Tough liquor laws panned

STACEY KIRK
Last updated 07:39 18/12/2013

Does NZ need an alcohol overhaul?

Share your stories, photos and videos.

Relevant offers

Politics

Map: Voter enrolment rates declining Peters claims quake workers weren't paid Welcome to David Cunliffe's nightmare Joe Hockey's learning experience in NZ MPs to use party funds for campaigning travel Today in politics: Thursday, July 24 Hauiti protected to the bitter end Israeli flag-burning defended Brendan Horan sued by former friend Parliament's prayer up for review

Tough new liquor laws which come into effect today will have little effect on the way New Zealanders drink alcohol, industry and health experts say.

The laws will see bars throughout the country have to shut their doors at 4am. Adults can be fined for giving alcohol to minors who are not their own children, and bars stand to lose their licences if an intoxicated person even steps on to their premises.

Justice Minister Judith Collins said the new laws struck a "sensible balance" between curbing the harm caused by alcohol abuse without penalising responsible drinkers.

"The reforms place more responsibility on those who may provide alcohol to young people and give parents more control," she said.

"The changes also require the alcohol industry to play their part to ensure alcohol is used, sold and supplied safely and responsibly."

The head of Otago University's Department of Preventive and Social Medicine, Professor Jennie Connor, said the laws would do little to curb harmful drinking.

"What works is the regulation of sale and supply of alcohol, and that's why it won't have much impact - because it doesn't do much about that," she said.

"From the evidence that we have about what happens when you close premises earlier, putting a restriction on hours and sales of alcohol will reduce harm."

But a 4am closure was still too late, Connor said.

Supermarket sales had barely been addressed, yet accounted for the majority of alcohol purchased in New Zealand.

Hospitality Association New Zealand spokesman Jeremy Smith said the laws were misguided.

"We think that some of the regulations are good and we do want to try and reduce the harm caused by alcohol and we do want to change people's attitudes," he said.

But the Government "completely overlooked" personal accountability.

"All the regulations are on the licence-holder," Smith said.

"You can be intoxicated in the street, the second you step into a licensed premises the owner and the bar managers are the ones who are breaking the law and get punished."

A three strikes rule is also in play - if a bar breaches the rules three times within three years its licence can be cancelled and it won't be able to apply for a new one for five years.

Police welcomed the new legislation.

"Alcohol is a factor in around a third of all crime," Assistant Commissioner Grant Nicholls said.

"We are serious about preventing harm caused by excessive drinking."

The legislation provided police with a range of tools to prevent the alcohol-related harm that dominated their Friday and Saturday nights especially in Auckland and Wellington, which have the highest numbers of licensed premises in a concentrated area," he said.

Ad Feedback

Police would be able to slap drinkers with "boozing tickets" carrying fines of between $250 to $2000 for behaviour that falls foul of new liquor laws.
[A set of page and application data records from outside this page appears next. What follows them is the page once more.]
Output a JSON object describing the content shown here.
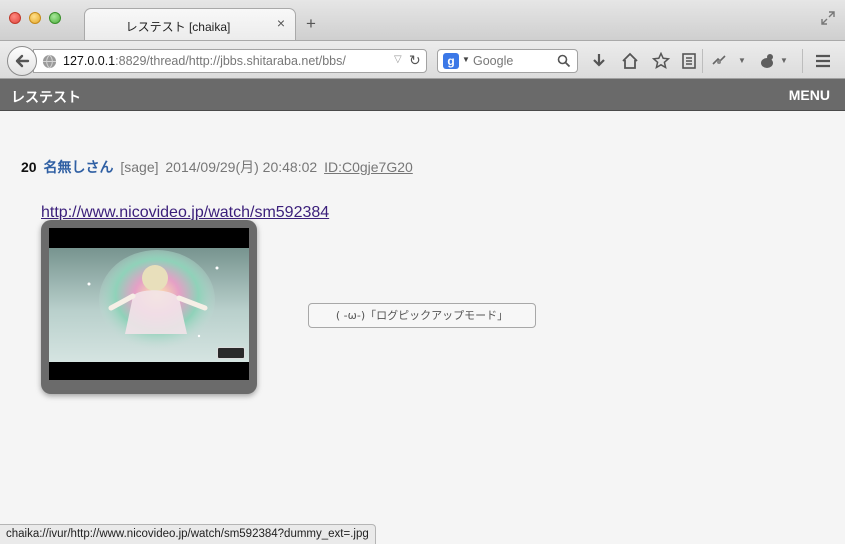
{
  "browser": {
    "tab_title": "レステスト [chaika]",
    "tab_close": "×",
    "new_tab": "+",
    "url_host": "127.0.0.1",
    "url_rest": ":8829/thread/http://jbbs.shitaraba.net/bbs/",
    "reload_glyph": "↻",
    "search_engine": "g",
    "search_placeholder": "Google",
    "status_text": "chaika://ivur/http://www.nicovideo.jp/watch/sm592384?dummy_ext=.jpg"
  },
  "app": {
    "title": "レステスト",
    "menu_label": "MENU"
  },
  "post": {
    "number": "20",
    "name": "名無しさん",
    "mail": "[sage]",
    "date": "2014/09/29(月) 20:48:02",
    "id": "ID:C0gje7G20",
    "link": "http://www.nicovideo.jp/watch/sm592384"
  },
  "pickup_button": "( -ω-)「ログピックアップモード」",
  "colors": {
    "app_header": "#6a6a6a",
    "poster_name": "#2f5fa3",
    "link_visited": "#3a1e7a",
    "page_bg": "#f5f5f5"
  }
}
They could also issue spot $250 fines to people caught drinking in liquor ban areas.

Nicholls said he expected police to exercise "fairness and good judgment" when enforcing the new rules.

- Stuff

Special offers
Opinion poll

Will you be voting in this year's General Election?

Yes, I always vote.

Not this year. None of the parties represent my political views.

I never vote.

Vote Result

Related story: Map: Voter enrolment rates declining

Featured Promotions

Sponsored Content